(A little red badge on a Dock icon indicates an alert for the app, such as a Calendar event reminder, an update in the App Store, or new messages in Mail.)

Once you have a few application windows hidden, it can be tough to figure out which applications are hidden, and which applications are merely covered by another window or have been collapsed (minimized) to the Dock. Fortunately, there's an easy Terminal trick that allows the Dock to use a translucent icon for any application that has been hidden. Once you execute this trick, you'll have a quick visual indication in the Dock of which active applications are hidden. And even though a hidden app will now have a translucent Dock icon, any badge associated with the icon will still function.

Enable Translucent Dock Icons

In order to turn on the translucent Dock icon effect, we need to modify the Dock's preference list. This is easily done with Terminal using the default write command to set preference lists defaults.

If you've been checking out some of our other Terminal tricks, you'll have noticed that we use the default write command quite often.

Apple made a change to the Dock's preference list name when it introduced OS X Mavericks. Because of the two slightly different file names, we need to show you two different methods of turning on translucent Dock icons, depending on the version of OS X you're using.

Translucent Dock Icons: OS X Mountain Lion and Earlier
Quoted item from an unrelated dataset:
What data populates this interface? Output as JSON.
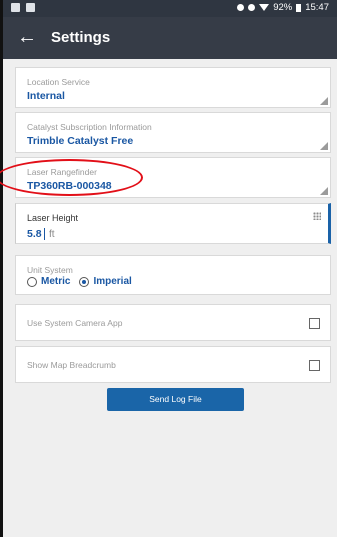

  1. Launch Terminal, located at /Applications/Utilities/.
  2. In the Terminal window that opens, enter or copy/paste the following command, all on one line. Tip: You can triple-click one word in the line of text to select the entire command:
    defaults write com.apple.Dock showhidden -bool YES

  3. Press the return or enter key.
  4. Next, enter or copy/paste the following command:
  5. killall Dock

  6. Press return or enter.

Translucent Dock Icons: OS X Mavericks and Later

  1. Launch Terminal, located at /Applications/Utilities/.
  2. In the Terminal window that opens, enter or copy/paste the following command, all on one line. Don’t forget that you can triple-click a single word in the command to select the entire line of text:
    defaults write com.apple.dock showhidden -bool YES
  3. Press return or enter.
  4. Next, enter or copy/paste the following command:
  5. killall Dock

  6. Press return or enter.

Now when you hide an application, the corresponding Dock icon will display in a translucent state.

Should you decide you're tired of translucent icons in the Dock, or you simply don't like them, the trick is just as easy to undo.

Disable Translucent Dock Icons

  1. In Terminal, enter or copy/paste the following command, all on one line:

    For OS X Mountain Lion and Earlier

    defaults write com.apple.Dock showhidden -bool NO


    For OS X Mavericks and Later

    defaults write com.apple.dock showhidden -bool NO
  1. Press return or enter.
  2. Next, in all versions of OS X, enter or copy/paste the following command:
  3. killall Dock

  4. Press return or enter.

The Dock will return to the normal method of displaying application icons.

There's a lot more you can do with your Dock to customize how it looks and works, so be sure to check out the articles listed below.

Reference

default man page

killall man page

Published: 11/22/2010

Updated: 8/20/2015